Closer to home in South Puget Sound, we can expect especially high costs associated with the anticipated rise in sea levels. Scientists project sea levels in the Pacific Northwest to rise between three and 40 inches by 2100. The South Puget Sound shoreline is sinking an additional inch per decade due to geological changes, so rising sea levels will be particularly costly in this part of the State.  Under a scenario of gradual warming, Tacoma could experience up to two feet of sea level rise by mid-century.  It doesn’t take much to imagine the costs such an increase in sea level would have for housing, recreation opportunities, waterfront infrastructure, Tacoma’s port, and storm drainage systems.

Another example of how we can expect climate change to affect the South Puget Sound is in the rising incidence of forest fires.
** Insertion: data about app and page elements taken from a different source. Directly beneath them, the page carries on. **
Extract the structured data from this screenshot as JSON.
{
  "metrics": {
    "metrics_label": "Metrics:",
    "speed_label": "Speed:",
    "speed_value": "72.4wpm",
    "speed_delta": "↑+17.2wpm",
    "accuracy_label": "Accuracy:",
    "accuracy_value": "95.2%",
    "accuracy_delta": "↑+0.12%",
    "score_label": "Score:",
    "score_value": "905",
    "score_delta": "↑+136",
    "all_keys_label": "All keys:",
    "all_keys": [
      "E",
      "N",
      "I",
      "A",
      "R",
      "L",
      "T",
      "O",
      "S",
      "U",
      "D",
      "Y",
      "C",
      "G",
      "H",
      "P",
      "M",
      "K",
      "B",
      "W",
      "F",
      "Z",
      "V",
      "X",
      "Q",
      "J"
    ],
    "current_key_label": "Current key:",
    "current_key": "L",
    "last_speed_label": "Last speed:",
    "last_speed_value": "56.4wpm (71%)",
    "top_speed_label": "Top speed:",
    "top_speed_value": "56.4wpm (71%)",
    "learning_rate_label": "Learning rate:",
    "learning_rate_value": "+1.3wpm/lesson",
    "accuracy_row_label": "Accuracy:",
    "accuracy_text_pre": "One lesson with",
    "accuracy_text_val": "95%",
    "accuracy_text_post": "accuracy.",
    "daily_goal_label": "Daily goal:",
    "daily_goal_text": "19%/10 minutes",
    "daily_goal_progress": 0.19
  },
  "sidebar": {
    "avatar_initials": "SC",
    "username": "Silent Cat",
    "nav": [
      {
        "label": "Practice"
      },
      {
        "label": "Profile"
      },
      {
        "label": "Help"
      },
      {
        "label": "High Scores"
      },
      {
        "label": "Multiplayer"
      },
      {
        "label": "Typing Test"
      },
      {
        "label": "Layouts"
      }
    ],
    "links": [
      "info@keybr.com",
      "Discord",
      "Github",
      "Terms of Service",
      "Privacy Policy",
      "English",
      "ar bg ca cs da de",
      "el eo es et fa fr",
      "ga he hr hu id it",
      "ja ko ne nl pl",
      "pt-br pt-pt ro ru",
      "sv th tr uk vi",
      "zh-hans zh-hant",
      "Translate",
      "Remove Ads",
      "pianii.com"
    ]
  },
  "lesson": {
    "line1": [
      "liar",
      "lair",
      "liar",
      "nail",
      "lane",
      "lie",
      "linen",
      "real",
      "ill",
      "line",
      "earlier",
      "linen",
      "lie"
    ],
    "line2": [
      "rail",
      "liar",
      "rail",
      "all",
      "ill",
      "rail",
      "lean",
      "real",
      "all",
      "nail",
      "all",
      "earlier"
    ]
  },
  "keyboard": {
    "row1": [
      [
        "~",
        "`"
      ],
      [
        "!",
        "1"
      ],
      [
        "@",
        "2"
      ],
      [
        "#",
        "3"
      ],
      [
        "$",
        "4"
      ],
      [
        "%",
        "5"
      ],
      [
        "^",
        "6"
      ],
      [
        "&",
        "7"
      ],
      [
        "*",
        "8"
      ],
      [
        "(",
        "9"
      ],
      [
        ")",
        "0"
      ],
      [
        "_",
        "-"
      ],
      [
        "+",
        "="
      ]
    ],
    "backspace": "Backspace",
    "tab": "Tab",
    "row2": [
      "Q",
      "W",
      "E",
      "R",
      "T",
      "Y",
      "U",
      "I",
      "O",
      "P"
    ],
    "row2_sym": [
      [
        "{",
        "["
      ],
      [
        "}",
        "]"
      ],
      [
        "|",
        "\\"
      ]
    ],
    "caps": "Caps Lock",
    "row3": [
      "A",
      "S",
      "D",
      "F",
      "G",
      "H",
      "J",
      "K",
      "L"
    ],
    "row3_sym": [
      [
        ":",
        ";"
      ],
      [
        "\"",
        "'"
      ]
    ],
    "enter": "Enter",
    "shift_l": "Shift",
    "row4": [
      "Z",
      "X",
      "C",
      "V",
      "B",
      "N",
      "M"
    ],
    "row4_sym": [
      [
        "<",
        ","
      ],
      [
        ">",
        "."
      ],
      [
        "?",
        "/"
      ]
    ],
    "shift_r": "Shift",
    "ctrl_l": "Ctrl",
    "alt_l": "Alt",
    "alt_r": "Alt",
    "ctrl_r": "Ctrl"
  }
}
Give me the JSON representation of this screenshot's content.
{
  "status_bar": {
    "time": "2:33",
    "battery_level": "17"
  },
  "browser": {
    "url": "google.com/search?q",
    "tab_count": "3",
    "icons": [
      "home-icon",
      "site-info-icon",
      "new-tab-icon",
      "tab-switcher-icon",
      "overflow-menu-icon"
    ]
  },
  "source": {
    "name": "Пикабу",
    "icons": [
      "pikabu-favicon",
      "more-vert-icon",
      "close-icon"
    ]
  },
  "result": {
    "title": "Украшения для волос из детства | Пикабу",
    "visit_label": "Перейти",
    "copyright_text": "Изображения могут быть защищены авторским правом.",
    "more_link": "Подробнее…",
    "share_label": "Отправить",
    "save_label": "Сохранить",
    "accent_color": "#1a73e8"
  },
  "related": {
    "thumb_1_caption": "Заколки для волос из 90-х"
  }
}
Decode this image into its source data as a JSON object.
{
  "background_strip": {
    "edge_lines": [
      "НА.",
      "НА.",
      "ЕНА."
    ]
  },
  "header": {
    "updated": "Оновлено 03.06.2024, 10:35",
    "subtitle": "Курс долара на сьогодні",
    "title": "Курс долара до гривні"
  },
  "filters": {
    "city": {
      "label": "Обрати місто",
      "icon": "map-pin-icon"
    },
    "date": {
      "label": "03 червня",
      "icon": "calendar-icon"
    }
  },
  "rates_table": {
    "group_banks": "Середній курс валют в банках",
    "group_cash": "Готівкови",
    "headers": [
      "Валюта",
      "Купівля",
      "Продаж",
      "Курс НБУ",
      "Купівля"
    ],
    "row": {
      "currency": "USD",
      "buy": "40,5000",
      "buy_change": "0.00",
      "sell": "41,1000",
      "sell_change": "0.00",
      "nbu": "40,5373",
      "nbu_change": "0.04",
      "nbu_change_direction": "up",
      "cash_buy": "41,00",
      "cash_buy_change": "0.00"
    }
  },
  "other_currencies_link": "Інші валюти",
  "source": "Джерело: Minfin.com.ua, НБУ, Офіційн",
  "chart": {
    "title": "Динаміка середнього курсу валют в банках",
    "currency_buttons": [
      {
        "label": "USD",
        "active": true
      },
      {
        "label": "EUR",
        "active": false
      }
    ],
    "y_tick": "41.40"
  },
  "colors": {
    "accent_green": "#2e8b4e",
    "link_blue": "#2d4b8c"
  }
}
The forest products industry has long been important to Tacoma and the surrounding area; forests provide us with many recreational activities as well.  Evidence indicates that increased temperatures and the resulting reduction in snowpack will likely increase the size and frequency of forest fires in Washington.  We already appear to be witnessing this change:  During the 1970s, there was an average of 6 wildfires burning more than 500 acres per year; since 2000 this average has increased to 21 per year.  The estimated cost of fighting wildfires in the 2020s is anticipated to be 50 percent above what we spend today.  Moreover, such wildfires reduce the economic value of timber, threaten property, lead to forest closures, result in the loss of recreation opportunities, and can harm public health due to smoke intrusion.

The economic consequences of climate change are already visible and we can expect them to consistently increase into the future.  So how should Washington respond?  Our state has been forward-looking in its energy policies in the past, but other states are now ahead of us in terms of planning for climate change. Some are even taking steps to directly control the emission of greenhouse gases.  We might join them and also respond by taking the lead in investing in and promoting emerging new technologies that focus on increasing production of renewable energy, improving energy efficiency, and developing the ability to capture carbon emissions.

Ultimately, though, climate change is a global problem.  Any solution must be global in its reach. As such, it is a problem that we must insist that our national leaders and international institutions actively and intentionally confront.  Absent that, the State’s best option is to prepare now to mitigate some of the expected impacts of climate change. Adaptive measures might include reviewing the design of long term investments in shoreline protection (such as Seattle’s Alaskan Way seawall), key bridges, dams, reservoirs, municipal water systems, and culverts.  The state should also investigate new forest management practices that will be necessary in the higher risk environment ahead.  Above all, state agencies should begin now to incorporate climate change into planning and policy development.  Such measures, designed to cope with and adapt to climate change, will be more affordable and effective if we begin to plan for them today.

Katie Baird and Karin Sable are Associate Professors of Economics at the University of Washington Tacoma and the University of Puget Sound, respectively.  The report on climate change can be found at